Given information section start

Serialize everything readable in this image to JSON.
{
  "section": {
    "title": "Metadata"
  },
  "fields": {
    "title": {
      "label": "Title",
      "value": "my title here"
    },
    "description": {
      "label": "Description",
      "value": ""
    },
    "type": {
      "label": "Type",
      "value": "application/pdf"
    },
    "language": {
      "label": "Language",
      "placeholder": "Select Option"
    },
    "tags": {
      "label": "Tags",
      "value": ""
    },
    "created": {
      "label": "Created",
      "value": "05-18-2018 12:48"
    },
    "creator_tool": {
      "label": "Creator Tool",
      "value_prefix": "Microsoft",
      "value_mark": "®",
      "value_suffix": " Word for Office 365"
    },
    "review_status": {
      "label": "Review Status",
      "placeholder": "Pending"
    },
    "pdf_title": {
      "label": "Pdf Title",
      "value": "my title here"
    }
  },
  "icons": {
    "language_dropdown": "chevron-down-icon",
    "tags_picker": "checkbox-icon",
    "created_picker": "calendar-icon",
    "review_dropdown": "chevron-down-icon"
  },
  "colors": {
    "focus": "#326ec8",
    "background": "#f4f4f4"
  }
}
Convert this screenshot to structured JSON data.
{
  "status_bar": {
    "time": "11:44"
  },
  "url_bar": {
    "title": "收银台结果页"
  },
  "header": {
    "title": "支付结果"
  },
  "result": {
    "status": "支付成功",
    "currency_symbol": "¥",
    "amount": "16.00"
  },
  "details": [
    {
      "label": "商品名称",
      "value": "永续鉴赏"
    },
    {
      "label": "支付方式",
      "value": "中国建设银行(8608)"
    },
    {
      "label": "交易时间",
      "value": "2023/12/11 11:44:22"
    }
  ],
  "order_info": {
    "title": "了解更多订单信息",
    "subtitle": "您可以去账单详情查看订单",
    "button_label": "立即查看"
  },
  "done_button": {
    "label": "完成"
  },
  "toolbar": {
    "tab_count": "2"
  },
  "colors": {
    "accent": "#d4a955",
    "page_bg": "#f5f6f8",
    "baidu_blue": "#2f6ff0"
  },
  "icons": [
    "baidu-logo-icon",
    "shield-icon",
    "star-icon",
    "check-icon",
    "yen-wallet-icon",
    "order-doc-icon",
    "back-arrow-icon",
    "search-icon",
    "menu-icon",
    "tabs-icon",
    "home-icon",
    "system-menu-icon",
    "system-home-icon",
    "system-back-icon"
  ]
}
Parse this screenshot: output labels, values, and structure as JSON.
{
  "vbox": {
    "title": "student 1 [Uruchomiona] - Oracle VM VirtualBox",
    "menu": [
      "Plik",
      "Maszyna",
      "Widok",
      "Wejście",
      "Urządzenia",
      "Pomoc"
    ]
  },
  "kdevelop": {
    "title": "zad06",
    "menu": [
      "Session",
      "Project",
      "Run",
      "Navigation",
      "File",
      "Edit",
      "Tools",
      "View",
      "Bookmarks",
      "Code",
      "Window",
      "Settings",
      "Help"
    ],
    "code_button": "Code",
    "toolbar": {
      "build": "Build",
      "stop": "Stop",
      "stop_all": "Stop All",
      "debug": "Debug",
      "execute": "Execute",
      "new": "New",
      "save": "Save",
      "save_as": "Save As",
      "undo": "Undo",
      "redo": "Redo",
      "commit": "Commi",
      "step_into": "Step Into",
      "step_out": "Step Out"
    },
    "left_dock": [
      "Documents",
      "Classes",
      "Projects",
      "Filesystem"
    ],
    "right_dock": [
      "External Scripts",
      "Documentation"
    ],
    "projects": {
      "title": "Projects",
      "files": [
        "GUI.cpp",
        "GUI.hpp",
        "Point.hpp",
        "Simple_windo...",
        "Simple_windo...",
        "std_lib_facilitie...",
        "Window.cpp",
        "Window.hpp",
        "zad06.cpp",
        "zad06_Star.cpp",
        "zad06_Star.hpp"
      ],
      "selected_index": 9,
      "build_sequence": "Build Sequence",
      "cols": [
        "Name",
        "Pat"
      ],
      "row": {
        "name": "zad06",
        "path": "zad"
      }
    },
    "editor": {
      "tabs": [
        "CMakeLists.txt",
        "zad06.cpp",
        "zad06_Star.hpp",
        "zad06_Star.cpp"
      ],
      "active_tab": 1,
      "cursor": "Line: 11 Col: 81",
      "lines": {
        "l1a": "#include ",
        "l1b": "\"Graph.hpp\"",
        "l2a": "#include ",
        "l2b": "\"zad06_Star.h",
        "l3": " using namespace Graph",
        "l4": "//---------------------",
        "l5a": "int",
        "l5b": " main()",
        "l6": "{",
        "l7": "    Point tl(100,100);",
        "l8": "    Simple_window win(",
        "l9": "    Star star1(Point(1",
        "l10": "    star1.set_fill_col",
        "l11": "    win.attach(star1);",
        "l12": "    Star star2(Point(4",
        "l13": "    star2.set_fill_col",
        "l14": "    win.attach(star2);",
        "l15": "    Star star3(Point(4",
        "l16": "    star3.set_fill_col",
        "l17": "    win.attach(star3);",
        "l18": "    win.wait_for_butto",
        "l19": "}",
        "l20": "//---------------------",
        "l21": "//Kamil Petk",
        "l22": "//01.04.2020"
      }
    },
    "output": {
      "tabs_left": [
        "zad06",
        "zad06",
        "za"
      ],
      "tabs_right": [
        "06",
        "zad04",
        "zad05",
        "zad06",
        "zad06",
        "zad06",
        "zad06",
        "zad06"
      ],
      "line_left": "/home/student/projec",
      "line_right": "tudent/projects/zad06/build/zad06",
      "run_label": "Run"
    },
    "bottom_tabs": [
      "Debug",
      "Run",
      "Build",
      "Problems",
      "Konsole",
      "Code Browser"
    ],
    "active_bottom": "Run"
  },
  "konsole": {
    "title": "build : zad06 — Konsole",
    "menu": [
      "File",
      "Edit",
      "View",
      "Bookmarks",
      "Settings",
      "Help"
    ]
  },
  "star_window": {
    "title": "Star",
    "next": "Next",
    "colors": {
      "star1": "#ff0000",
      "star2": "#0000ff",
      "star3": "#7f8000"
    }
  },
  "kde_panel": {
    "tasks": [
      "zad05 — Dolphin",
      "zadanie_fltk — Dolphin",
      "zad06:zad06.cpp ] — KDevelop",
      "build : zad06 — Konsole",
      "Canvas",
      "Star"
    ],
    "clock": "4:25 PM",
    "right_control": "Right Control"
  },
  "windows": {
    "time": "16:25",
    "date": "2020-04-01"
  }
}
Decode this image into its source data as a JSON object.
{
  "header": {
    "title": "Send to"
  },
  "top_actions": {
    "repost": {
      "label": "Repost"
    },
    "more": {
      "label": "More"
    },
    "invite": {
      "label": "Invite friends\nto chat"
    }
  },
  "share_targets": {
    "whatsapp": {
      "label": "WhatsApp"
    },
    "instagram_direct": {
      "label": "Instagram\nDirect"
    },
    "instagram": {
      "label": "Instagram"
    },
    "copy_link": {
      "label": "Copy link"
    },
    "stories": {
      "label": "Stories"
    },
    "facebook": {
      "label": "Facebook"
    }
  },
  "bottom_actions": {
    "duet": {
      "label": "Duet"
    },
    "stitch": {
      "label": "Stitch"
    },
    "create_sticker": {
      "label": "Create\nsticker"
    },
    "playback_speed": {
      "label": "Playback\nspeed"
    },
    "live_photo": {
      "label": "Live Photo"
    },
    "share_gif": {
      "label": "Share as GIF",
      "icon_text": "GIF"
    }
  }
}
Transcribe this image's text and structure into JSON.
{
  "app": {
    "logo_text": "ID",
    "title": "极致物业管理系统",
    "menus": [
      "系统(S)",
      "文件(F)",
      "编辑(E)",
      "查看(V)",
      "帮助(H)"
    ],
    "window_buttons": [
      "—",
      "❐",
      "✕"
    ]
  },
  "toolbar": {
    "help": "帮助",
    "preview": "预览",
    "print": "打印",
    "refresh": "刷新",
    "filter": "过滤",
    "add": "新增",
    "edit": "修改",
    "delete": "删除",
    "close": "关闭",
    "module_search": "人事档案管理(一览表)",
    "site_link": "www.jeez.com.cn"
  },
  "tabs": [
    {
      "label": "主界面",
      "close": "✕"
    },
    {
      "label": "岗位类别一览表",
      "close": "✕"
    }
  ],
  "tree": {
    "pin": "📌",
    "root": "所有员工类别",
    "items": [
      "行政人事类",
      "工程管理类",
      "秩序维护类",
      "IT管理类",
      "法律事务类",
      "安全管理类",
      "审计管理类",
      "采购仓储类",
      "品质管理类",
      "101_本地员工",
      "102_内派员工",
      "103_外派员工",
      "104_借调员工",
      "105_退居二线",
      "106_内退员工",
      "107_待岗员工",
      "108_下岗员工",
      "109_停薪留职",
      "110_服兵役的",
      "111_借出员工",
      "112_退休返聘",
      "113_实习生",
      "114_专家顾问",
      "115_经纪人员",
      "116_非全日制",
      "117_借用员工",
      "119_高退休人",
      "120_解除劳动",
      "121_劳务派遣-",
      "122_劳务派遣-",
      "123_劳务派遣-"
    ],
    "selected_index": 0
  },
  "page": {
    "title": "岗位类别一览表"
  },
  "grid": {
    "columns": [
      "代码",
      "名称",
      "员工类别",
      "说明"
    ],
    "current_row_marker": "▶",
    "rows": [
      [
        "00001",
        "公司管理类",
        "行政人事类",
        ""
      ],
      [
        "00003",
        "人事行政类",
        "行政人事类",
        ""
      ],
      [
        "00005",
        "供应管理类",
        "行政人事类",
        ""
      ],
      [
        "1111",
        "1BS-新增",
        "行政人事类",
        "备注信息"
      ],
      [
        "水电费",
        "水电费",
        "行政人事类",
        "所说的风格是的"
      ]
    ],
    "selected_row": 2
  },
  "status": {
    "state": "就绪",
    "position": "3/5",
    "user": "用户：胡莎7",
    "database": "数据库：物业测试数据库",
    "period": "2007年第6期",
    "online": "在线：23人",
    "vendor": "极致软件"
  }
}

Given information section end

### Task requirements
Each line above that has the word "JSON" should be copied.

### Task response
Serialize everything readable in this image to JSON.
Convert this screenshot to structured JSON data.
Parse this screenshot: output labels, values, and structure as JSON.
Decode this image into its source data as a JSON object.
Transcribe this image's text and structure into JSON.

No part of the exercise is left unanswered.